◆ Exercise
From the first line to the last, copy the material word for word; pictures stay out.

----

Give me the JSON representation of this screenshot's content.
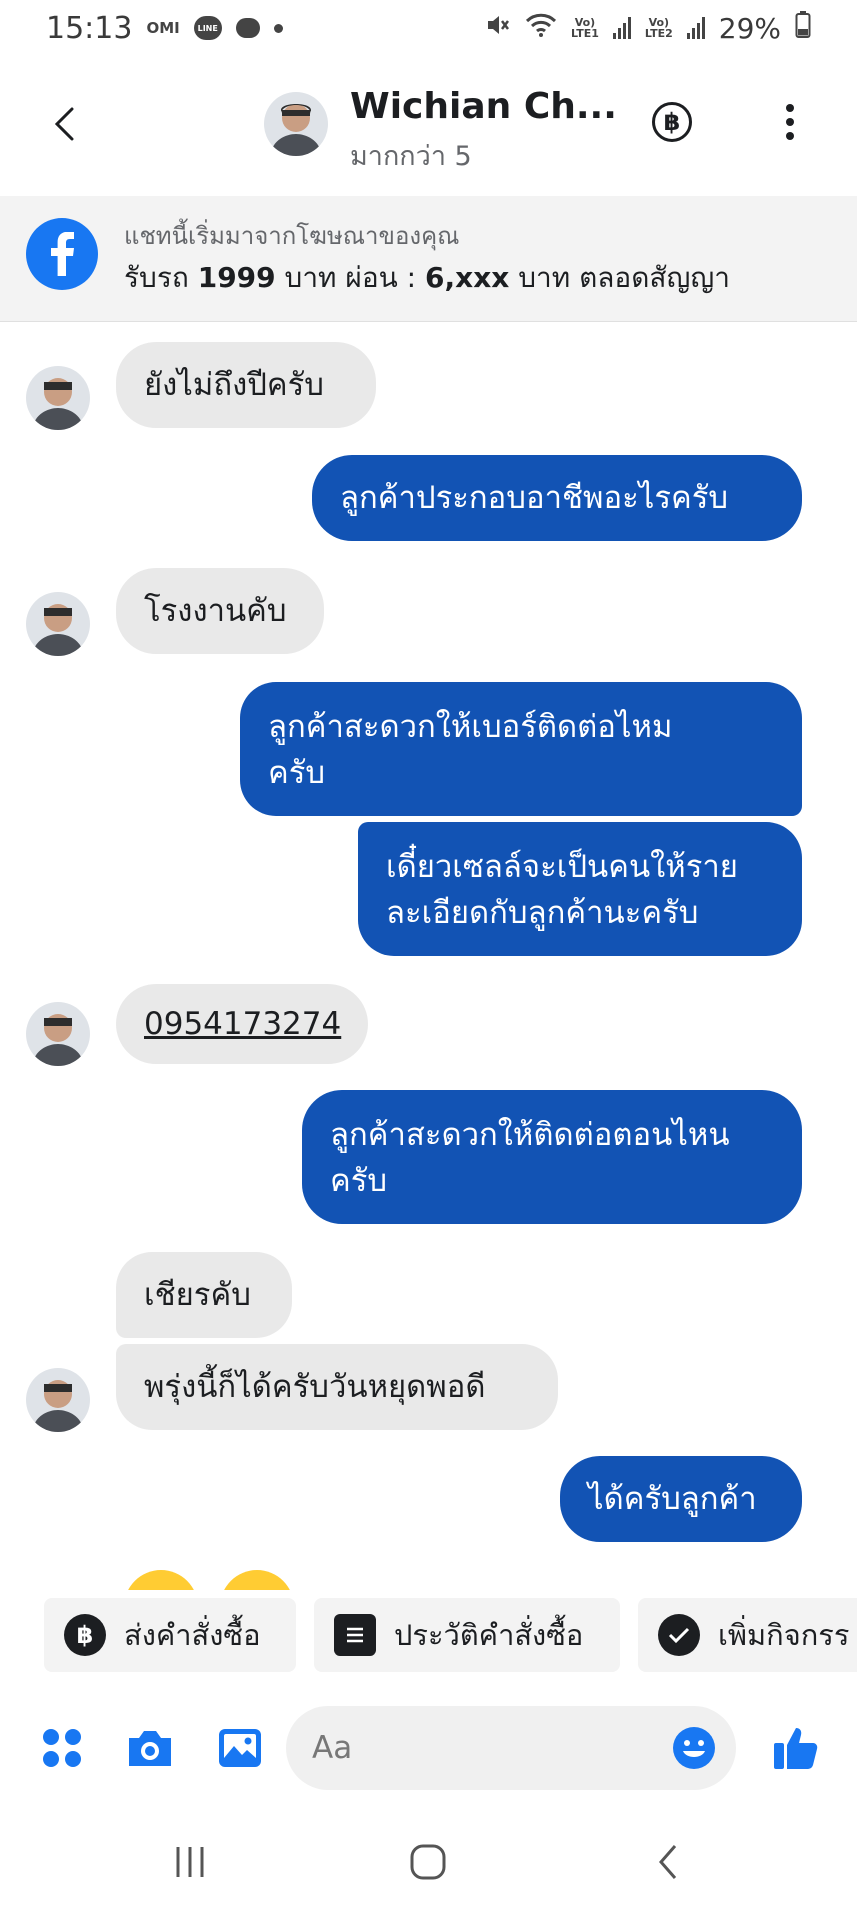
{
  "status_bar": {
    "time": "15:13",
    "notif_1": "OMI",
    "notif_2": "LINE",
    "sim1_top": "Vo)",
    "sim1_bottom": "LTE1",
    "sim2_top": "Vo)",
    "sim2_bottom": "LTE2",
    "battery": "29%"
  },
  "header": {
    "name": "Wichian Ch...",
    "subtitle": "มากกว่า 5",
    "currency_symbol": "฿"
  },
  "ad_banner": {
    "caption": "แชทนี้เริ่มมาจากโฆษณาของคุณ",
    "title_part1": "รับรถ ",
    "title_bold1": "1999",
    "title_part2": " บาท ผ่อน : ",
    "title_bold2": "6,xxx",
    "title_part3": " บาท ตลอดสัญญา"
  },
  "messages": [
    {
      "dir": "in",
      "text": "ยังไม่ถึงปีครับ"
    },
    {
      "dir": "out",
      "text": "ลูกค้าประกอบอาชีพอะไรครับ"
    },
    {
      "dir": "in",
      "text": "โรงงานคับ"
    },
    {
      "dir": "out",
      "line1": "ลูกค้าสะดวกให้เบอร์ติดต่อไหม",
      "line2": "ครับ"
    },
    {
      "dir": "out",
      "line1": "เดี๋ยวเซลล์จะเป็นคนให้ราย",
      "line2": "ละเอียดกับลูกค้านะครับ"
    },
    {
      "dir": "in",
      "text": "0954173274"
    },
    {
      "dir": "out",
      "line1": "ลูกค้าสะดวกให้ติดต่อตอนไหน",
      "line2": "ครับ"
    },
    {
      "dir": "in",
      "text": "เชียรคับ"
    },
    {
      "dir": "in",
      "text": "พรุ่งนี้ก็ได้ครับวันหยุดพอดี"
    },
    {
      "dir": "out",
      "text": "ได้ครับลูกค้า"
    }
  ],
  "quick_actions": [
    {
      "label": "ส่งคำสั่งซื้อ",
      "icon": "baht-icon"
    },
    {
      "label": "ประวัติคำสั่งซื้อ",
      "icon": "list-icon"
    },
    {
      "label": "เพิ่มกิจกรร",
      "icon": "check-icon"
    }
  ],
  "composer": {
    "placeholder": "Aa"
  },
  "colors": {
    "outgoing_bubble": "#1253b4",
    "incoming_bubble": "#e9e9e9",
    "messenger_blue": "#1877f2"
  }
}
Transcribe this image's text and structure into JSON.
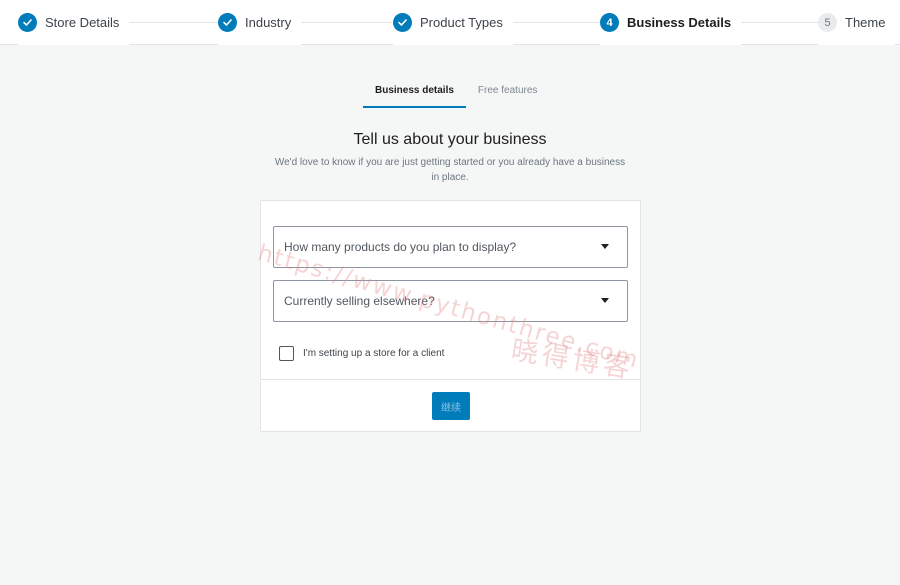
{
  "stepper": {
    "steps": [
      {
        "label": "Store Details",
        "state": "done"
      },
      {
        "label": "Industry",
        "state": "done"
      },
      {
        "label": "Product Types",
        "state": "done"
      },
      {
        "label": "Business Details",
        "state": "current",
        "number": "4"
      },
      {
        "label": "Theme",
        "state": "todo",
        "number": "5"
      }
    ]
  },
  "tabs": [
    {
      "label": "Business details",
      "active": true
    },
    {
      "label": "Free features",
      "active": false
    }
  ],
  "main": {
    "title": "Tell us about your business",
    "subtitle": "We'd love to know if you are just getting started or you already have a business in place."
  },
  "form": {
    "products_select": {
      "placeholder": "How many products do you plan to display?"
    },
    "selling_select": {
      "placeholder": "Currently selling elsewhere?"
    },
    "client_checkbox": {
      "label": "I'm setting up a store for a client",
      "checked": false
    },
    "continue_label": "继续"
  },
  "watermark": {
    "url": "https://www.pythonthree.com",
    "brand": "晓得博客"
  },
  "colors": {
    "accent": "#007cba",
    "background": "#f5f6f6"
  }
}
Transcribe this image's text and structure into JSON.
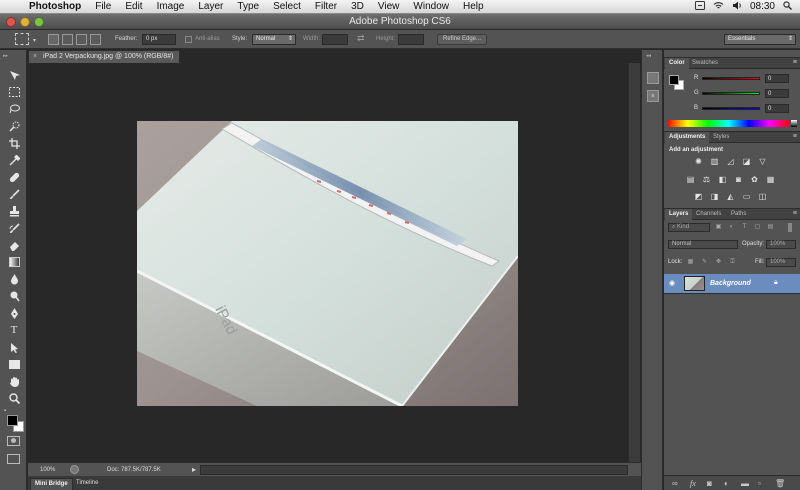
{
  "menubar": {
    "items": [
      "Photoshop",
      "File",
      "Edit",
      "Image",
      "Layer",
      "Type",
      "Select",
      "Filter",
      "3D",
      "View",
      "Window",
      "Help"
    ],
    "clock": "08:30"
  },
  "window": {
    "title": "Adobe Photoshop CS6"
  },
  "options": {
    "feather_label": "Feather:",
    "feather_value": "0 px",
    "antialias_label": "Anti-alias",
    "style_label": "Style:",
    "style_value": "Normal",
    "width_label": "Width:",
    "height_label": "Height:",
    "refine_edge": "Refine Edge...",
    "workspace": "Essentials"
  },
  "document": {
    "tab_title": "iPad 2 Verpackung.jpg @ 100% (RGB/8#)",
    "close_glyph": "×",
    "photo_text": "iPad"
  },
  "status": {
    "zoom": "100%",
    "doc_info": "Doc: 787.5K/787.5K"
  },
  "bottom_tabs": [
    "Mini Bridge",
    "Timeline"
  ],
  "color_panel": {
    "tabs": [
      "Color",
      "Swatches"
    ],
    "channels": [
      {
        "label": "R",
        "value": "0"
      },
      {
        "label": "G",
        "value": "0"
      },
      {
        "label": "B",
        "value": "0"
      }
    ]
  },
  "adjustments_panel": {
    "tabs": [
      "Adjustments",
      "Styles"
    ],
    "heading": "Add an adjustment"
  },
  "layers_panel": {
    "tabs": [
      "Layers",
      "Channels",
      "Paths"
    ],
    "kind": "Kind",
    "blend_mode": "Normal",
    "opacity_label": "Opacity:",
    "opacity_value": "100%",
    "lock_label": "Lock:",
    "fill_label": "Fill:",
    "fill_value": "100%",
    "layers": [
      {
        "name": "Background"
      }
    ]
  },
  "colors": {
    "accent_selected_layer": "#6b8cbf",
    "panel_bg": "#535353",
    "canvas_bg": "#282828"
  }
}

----

◆ Result of the exercise
Give me the JSON representation of this screenshot's content.
{
  "status_bar": {
    "time": "15:13",
    "notif_1": "OMI",
    "notif_2": "LINE",
    "sim1_top": "Vo)",
    "sim1_bottom": "LTE1",
    "sim2_top": "Vo)",
    "sim2_bottom": "LTE2",
    "battery": "29%"
  },
  "header": {
    "name": "Wichian Ch...",
    "subtitle": "มากกว่า 5",
    "currency_symbol": "฿"
  },
  "ad_banner": {
    "caption": "แชทนี้เริ่มมาจากโฆษณาของคุณ",
    "title_part1": "รับรถ ",
    "title_bold1": "1999",
    "title_part2": " บาท ผ่อน : ",
    "title_bold2": "6,xxx",
    "title_part3": " บาท ตลอดสัญญา"
  },
  "messages": [
    {
      "dir": "in",
      "text": "ยังไม่ถึงปีครับ"
    },
    {
      "dir": "out",
      "text": "ลูกค้าประกอบอาชีพอะไรครับ"
    },
    {
      "dir": "in",
      "text": "โรงงานคับ"
    },
    {
      "dir": "out",
      "line1": "ลูกค้าสะดวกให้เบอร์ติดต่อไหม",
      "line2": "ครับ"
    },
    {
      "dir": "out",
      "line1": "เดี๋ยวเซลล์จะเป็นคนให้ราย",
      "line2": "ละเอียดกับลูกค้านะครับ"
    },
    {
      "dir": "in",
      "text": "0954173274"
    },
    {
      "dir": "out",
      "line1": "ลูกค้าสะดวกให้ติดต่อตอนไหน",
      "line2": "ครับ"
    },
    {
      "dir": "in",
      "text": "เชียรคับ"
    },
    {
      "dir": "in",
      "text": "พรุ่งนี้ก็ได้ครับวันหยุดพอดี"
    },
    {
      "dir": "out",
      "text": "ได้ครับลูกค้า"
    }
  ],
  "quick_actions": [
    {
      "label": "ส่งคำสั่งซื้อ",
      "icon": "baht-icon"
    },
    {
      "label": "ประวัติคำสั่งซื้อ",
      "icon": "list-icon"
    },
    {
      "label": "เพิ่มกิจกรร",
      "icon": "check-icon"
    }
  ],
  "composer": {
    "placeholder": "Aa"
  },
  "colors": {
    "outgoing_bubble": "#1253b4",
    "incoming_bubble": "#e9e9e9",
    "messenger_blue": "#1877f2"
  }
}
Transcribe this image's text and structure into JSON.
{
  "stepper": {
    "steps": [
      {
        "label": "Store Details",
        "state": "done"
      },
      {
        "label": "Industry",
        "state": "done"
      },
      {
        "label": "Product Types",
        "state": "done"
      },
      {
        "label": "Business Details",
        "state": "current",
        "number": "4"
      },
      {
        "label": "Theme",
        "state": "todo",
        "number": "5"
      }
    ]
  },
  "tabs": [
    {
      "label": "Business details",
      "active": true
    },
    {
      "label": "Free features",
      "active": false
    }
  ],
  "main": {
    "title": "Tell us about your business",
    "subtitle": "We'd love to know if you are just getting started or you already have a business in place."
  },
  "form": {
    "products_select": {
      "placeholder": "How many products do you plan to display?"
    },
    "selling_select": {
      "placeholder": "Currently selling elsewhere?"
    },
    "client_checkbox": {
      "label": "I'm setting up a store for a client",
      "checked": false
    },
    "continue_label": "继续"
  },
  "watermark": {
    "url": "https://www.pythonthree.com",
    "brand": "晓得博客"
  },
  "colors": {
    "accent": "#007cba",
    "background": "#f5f6f6"
  }
}
Transcribe this image's text and structure into JSON.
{
  "menubar": {
    "items": [
      "Photoshop",
      "File",
      "Edit",
      "Image",
      "Layer",
      "Type",
      "Select",
      "Filter",
      "3D",
      "View",
      "Window",
      "Help"
    ],
    "clock": "08:30"
  },
  "window": {
    "title": "Adobe Photoshop CS6"
  },
  "options": {
    "feather_label": "Feather:",
    "feather_value": "0 px",
    "antialias_label": "Anti-alias",
    "style_label": "Style:",
    "style_value": "Normal",
    "width_label": "Width:",
    "height_label": "Height:",
    "refine_edge": "Refine Edge...",
    "workspace": "Essentials"
  },
  "document": {
    "tab_title": "iPad 2 Verpackung.jpg @ 100% (RGB/8#)",
    "close_glyph": "×",
    "photo_text": "iPad"
  },
  "status": {
    "zoom": "100%",
    "doc_info": "Doc: 787.5K/787.5K"
  },
  "bottom_tabs": [
    "Mini Bridge",
    "Timeline"
  ],
  "color_panel": {
    "tabs": [
      "Color",
      "Swatches"
    ],
    "channels": [
      {
        "label": "R",
        "value": "0"
      },
      {
        "label": "G",
        "value": "0"
      },
      {
        "label": "B",
        "value": "0"
      }
    ]
  },
  "adjustments_panel": {
    "tabs": [
      "Adjustments",
      "Styles"
    ],
    "heading": "Add an adjustment"
  },
  "layers_panel": {
    "tabs": [
      "Layers",
      "Channels",
      "Paths"
    ],
    "kind": "Kind",
    "blend_mode": "Normal",
    "opacity_label": "Opacity:",
    "opacity_value": "100%",
    "lock_label": "Lock:",
    "fill_label": "Fill:",
    "fill_value": "100%",
    "layers": [
      {
        "name": "Background"
      }
    ]
  },
  "colors": {
    "accent_selected_layer": "#6b8cbf",
    "panel_bg": "#535353",
    "canvas_bg": "#282828"
  }
}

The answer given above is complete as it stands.